Background: Improvements in systemic therapy continue to increase survival for patients with brain metastases. Updated dosimetric models are required to optimize long-term safety of stereotactic radiosurgery (SRS) for this indication.Methods: Patients at a single institution receiving SRS from December 2011 to December 2014 were retrospectively reviewed. Patients with radiographic progression of at least one lesion, and with at least 6 months of follow-up from the start of SRS were included. Grade 3 necrosis was defined as requiring surgical intervention. This data were combined with two additional published datasets to construct logistic models describing necrosis risk as a function of dose and volume.Results: From our institution, 294 brain metastases across 57 patients in 139 treatment plans met inclusion criteria. Primary histologies included non-small cell lung cancer (n = 19), melanoma (n = 13), breast carcinoma (n = 9), renal cell carcinoma (n = 7), and other (n = 9). Median follow-up from SRS of first cranial metastasis was 21.7 months (range: 6.3-56.6) and median overall survival was 25.6 months (range: 6.5-56.6). There were eight cases of Grade 1-2 and two cases of Grade 3 necrosis. As a useful clinical reference point, 20 cc of total brain receiving a single-fraction equivalent dose =14 Gy corresponded to 12.1% risk for Grade 1-3 (P < 0.003) and 3.4% risk for Grade 3 necrosis (P < 0.001).Conclusions: These results compare favorably with the QUANTEC brain tolerance estimates for radiosurgery, providing optimism for lower toxicity in the modern era. Additional studies are needed to determine dose tolerance parameters across a broad spectrum of patients.

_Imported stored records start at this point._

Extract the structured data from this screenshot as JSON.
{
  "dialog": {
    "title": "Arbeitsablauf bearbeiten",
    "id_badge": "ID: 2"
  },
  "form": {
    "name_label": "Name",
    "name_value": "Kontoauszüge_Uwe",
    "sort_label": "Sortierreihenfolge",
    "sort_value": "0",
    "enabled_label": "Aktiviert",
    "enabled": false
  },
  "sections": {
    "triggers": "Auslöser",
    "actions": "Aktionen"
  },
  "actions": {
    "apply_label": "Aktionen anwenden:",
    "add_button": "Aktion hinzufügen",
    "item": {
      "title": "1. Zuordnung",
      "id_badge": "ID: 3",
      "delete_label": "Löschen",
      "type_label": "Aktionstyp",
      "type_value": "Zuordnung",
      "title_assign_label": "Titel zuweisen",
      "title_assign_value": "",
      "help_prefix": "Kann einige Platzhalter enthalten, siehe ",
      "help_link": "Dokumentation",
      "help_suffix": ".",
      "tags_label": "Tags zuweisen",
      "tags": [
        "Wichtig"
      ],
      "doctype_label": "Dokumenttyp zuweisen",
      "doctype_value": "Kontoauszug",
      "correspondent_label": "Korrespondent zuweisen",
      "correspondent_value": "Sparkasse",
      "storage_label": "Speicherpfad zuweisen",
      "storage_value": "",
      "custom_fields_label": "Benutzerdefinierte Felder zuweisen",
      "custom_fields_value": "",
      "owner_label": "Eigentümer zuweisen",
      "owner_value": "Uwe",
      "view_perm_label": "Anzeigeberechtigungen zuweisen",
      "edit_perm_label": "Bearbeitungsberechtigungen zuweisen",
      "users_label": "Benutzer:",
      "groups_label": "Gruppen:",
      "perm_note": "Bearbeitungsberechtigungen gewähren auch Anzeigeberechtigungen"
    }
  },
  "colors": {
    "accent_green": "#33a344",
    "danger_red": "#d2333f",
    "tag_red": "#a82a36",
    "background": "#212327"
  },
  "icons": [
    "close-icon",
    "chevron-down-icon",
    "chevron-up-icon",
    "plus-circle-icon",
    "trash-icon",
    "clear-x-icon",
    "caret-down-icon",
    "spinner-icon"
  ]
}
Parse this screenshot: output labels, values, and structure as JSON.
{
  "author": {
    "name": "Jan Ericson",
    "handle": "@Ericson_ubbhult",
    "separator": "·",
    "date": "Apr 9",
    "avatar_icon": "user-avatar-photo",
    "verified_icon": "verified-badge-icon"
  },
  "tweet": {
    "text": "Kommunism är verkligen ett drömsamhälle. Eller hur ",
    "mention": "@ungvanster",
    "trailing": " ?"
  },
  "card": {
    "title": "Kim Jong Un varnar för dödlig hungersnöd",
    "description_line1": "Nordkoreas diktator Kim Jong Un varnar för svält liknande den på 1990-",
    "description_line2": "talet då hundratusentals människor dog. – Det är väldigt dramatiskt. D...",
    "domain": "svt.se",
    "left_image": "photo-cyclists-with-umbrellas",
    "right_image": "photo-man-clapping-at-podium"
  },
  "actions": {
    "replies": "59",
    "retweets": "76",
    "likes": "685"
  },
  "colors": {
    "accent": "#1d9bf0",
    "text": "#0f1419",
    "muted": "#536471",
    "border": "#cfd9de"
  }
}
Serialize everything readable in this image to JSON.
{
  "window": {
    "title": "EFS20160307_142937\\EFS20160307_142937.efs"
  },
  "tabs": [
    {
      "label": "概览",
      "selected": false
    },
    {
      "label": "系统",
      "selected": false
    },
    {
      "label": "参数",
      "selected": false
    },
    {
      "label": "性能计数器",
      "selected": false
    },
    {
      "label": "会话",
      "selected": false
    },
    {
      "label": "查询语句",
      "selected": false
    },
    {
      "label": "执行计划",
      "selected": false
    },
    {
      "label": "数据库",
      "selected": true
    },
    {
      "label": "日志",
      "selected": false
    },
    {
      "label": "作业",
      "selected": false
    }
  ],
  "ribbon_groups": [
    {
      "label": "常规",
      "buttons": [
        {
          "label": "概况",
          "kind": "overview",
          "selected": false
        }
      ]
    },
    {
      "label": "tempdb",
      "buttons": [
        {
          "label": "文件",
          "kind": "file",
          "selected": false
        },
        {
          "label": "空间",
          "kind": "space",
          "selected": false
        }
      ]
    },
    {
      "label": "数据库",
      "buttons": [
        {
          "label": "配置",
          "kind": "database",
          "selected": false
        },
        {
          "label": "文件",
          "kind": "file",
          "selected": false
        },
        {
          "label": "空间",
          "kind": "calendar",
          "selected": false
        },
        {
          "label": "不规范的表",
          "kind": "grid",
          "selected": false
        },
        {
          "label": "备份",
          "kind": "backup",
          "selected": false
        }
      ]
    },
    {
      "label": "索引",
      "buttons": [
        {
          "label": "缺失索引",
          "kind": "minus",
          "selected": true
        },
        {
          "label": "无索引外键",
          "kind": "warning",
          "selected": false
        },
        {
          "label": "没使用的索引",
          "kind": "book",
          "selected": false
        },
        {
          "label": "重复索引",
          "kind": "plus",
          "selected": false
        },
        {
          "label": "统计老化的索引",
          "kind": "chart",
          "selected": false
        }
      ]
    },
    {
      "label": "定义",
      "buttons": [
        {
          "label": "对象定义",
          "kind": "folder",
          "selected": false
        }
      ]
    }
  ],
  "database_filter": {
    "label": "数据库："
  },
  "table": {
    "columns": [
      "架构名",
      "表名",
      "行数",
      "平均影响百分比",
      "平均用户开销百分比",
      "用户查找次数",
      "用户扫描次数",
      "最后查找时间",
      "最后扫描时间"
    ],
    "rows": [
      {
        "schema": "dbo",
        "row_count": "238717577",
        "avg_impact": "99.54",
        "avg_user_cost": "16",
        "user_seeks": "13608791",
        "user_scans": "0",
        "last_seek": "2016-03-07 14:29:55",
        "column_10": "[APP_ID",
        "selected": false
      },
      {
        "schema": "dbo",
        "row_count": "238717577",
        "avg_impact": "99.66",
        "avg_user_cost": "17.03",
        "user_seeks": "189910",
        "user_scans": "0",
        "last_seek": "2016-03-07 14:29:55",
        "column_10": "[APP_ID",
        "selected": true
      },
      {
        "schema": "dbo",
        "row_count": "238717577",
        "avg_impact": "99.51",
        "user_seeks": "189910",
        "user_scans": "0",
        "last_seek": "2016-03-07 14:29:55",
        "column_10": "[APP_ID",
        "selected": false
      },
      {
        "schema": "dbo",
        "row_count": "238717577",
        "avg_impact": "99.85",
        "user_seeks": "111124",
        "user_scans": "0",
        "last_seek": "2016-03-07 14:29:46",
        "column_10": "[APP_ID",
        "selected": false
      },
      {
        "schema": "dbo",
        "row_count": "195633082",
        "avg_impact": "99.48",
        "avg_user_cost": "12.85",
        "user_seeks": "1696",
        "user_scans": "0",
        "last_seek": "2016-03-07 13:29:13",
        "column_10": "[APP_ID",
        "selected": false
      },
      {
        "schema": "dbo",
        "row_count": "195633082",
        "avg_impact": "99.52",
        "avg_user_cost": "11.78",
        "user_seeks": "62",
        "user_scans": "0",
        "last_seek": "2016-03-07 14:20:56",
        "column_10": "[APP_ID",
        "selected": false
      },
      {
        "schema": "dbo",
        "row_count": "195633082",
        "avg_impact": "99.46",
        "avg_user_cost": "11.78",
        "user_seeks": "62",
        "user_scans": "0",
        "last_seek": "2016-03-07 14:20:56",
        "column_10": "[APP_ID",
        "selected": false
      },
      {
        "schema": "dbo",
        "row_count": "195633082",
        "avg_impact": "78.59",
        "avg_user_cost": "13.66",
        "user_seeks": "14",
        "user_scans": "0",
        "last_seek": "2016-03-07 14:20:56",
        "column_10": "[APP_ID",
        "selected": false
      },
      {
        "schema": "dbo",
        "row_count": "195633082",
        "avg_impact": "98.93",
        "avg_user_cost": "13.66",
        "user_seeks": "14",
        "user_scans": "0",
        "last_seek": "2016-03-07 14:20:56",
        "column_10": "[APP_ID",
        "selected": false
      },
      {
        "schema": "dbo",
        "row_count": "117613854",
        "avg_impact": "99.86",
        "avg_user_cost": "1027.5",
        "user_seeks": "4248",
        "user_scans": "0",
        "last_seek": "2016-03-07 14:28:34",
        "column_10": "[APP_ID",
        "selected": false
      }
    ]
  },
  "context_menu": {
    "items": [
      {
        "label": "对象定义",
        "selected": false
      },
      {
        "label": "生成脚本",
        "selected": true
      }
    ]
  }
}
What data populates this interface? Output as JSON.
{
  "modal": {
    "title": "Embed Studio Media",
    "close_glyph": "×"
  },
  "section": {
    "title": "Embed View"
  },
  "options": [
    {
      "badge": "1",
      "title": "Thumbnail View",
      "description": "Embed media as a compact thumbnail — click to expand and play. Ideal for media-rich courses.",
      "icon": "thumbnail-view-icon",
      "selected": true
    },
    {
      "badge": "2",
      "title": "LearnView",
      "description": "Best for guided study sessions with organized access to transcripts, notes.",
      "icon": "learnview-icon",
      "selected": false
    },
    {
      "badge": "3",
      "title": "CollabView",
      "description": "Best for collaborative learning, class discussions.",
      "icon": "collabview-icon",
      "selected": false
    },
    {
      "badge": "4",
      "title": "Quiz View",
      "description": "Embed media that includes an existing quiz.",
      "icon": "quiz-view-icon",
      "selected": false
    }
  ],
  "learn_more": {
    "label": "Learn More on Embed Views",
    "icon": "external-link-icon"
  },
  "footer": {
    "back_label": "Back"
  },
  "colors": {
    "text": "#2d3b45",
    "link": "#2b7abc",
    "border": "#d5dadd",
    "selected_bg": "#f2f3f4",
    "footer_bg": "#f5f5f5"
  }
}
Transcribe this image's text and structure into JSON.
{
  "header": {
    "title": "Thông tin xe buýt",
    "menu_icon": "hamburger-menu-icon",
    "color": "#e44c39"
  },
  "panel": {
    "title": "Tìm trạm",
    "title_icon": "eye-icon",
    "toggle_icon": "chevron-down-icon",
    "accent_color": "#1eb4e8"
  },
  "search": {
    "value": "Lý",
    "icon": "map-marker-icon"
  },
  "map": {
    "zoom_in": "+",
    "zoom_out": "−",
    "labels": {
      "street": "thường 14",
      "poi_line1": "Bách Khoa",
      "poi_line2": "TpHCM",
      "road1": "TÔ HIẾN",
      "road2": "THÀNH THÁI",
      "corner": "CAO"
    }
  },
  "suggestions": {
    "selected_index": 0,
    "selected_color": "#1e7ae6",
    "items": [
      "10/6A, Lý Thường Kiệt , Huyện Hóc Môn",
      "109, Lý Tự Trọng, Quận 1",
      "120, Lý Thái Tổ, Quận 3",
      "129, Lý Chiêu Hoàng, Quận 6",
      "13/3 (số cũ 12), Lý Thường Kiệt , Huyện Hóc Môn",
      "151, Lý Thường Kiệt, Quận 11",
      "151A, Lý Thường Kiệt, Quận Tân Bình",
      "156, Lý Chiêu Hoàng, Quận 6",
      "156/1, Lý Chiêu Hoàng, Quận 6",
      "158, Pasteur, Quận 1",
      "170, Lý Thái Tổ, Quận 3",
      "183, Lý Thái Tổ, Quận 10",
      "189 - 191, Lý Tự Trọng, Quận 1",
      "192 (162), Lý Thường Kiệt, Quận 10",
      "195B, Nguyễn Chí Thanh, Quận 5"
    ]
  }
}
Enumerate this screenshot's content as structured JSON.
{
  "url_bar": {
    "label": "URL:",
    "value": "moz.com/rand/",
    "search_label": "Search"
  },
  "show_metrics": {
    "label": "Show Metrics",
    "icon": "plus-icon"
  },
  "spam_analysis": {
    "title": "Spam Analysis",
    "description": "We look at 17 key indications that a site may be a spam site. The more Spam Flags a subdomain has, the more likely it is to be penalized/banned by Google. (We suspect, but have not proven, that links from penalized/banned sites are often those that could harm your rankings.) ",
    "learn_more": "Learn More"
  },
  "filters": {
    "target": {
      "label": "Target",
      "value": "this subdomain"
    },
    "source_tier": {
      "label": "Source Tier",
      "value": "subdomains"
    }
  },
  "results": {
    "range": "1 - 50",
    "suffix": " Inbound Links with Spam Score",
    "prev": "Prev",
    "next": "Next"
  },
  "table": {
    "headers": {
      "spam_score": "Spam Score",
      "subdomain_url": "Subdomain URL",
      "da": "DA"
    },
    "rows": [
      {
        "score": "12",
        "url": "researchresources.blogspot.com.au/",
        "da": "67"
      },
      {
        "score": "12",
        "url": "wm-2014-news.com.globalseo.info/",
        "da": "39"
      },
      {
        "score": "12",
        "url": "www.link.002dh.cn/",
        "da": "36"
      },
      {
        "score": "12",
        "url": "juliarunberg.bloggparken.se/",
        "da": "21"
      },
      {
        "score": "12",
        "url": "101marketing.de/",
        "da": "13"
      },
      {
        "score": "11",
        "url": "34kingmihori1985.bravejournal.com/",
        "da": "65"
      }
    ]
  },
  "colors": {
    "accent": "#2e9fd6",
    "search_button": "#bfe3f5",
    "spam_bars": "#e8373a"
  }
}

View details for DOI 10.4103/sni.sni_303_18
View details for PubMedID 31528370